Study examines the curvilinear associations of working time dimensions (working hours, time pressure, work schedules, and control of work time and pace) on psychological and somatic symptoms.
Representative Finnish Quality-of-Work-Life Surveys conducted in 2003, 2008, and 2013 were restricted to those (N = 11,165) regularly working over 10 h/wk with more than 1-year tenure in their job. Generalized additive models were utilized in analysis.
Working hours had U-shaped relationships with psychosomatic symptoms, while time pressure had a threshold effect. Work pace control had linear effect. The effects of work time control and work schedules were insignificant. There were interaction effects between working time dimensions.

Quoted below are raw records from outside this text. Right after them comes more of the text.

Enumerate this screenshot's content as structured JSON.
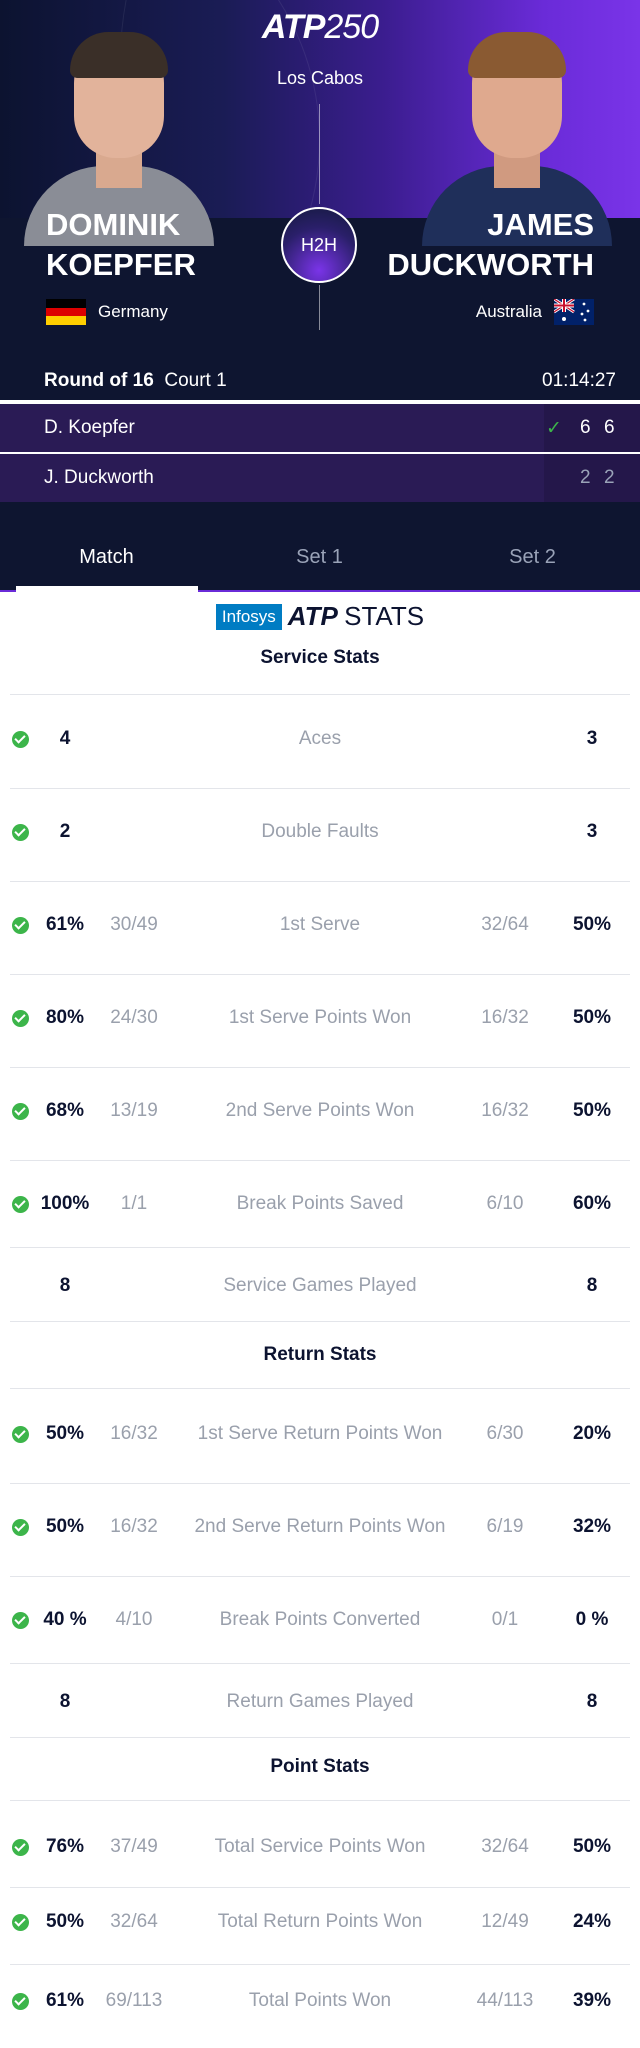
{
  "header": {
    "tournament_logo": "ATP",
    "tournament_level": "250",
    "location": "Los Cabos",
    "h2h_label": "H2H",
    "round": "Round of 16",
    "court": "Court 1",
    "duration": "01:14:27"
  },
  "players": {
    "p1": {
      "first": "DOMINIK",
      "last": "KOEPFER",
      "country": "Germany",
      "short": "D. Koepfer",
      "set1": "6",
      "set2": "6",
      "winner": true
    },
    "p2": {
      "first": "JAMES",
      "last": "DUCKWORTH",
      "country": "Australia",
      "short": "J. Duckworth",
      "set1": "2",
      "set2": "2",
      "winner": false
    }
  },
  "tabs": [
    "Match",
    "Set 1",
    "Set 2"
  ],
  "stats_logo": {
    "sponsor": "Infosys",
    "brand": "ATP",
    "suffix": "STATS"
  },
  "sections": {
    "service": "Service Stats",
    "return": "Return Stats",
    "point": "Point Stats"
  },
  "service_stats": [
    {
      "label": "Aces",
      "p1": "4",
      "p1_frac": "",
      "p2": "3",
      "p2_frac": "",
      "check": true
    },
    {
      "label": "Double Faults",
      "p1": "2",
      "p1_frac": "",
      "p2": "3",
      "p2_frac": "",
      "check": true
    },
    {
      "label": "1st Serve",
      "p1": "61%",
      "p1_frac": "30/49",
      "p2": "50%",
      "p2_frac": "32/64",
      "check": true
    },
    {
      "label": "1st Serve Points Won",
      "p1": "80%",
      "p1_frac": "24/30",
      "p2": "50%",
      "p2_frac": "16/32",
      "check": true
    },
    {
      "label": "2nd Serve Points Won",
      "p1": "68%",
      "p1_frac": "13/19",
      "p2": "50%",
      "p2_frac": "16/32",
      "check": true
    },
    {
      "label": "Break Points Saved",
      "p1": "100%",
      "p1_frac": "1/1",
      "p2": "60%",
      "p2_frac": "6/10",
      "check": true
    },
    {
      "label": "Service Games Played",
      "p1": "8",
      "p1_frac": "",
      "p2": "8",
      "p2_frac": "",
      "check": false
    }
  ],
  "return_stats": [
    {
      "label": "1st Serve Return Points Won",
      "p1": "50%",
      "p1_frac": "16/32",
      "p2": "20%",
      "p2_frac": "6/30",
      "check": true
    },
    {
      "label": "2nd Serve Return Points Won",
      "p1": "50%",
      "p1_frac": "16/32",
      "p2": "32%",
      "p2_frac": "6/19",
      "check": true
    },
    {
      "label": "Break Points Converted",
      "p1": "40 %",
      "p1_frac": "4/10",
      "p2": "0 %",
      "p2_frac": "0/1",
      "check": true
    },
    {
      "label": "Return Games Played",
      "p1": "8",
      "p1_frac": "",
      "p2": "8",
      "p2_frac": "",
      "check": false
    }
  ],
  "point_stats": [
    {
      "label": "Total Service Points Won",
      "p1": "76%",
      "p1_frac": "37/49",
      "p2": "50%",
      "p2_frac": "32/64",
      "check": true
    },
    {
      "label": "Total Return Points Won",
      "p1": "50%",
      "p1_frac": "32/64",
      "p2": "24%",
      "p2_frac": "12/49",
      "check": true
    },
    {
      "label": "Total Points Won",
      "p1": "61%",
      "p1_frac": "69/113",
      "p2": "39%",
      "p2_frac": "44/113",
      "check": true
    }
  ],
  "colors": {
    "accent_purple": "#6a2bd8",
    "navy": "#0e1530",
    "win_green": "#3cb54a"
  }
}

Organizations should acknowledge the dynamics of working time dimensions. Notably, time pressure has a hazardous relation to psychosomatic symptoms, but working pace control can buffer the negative effect.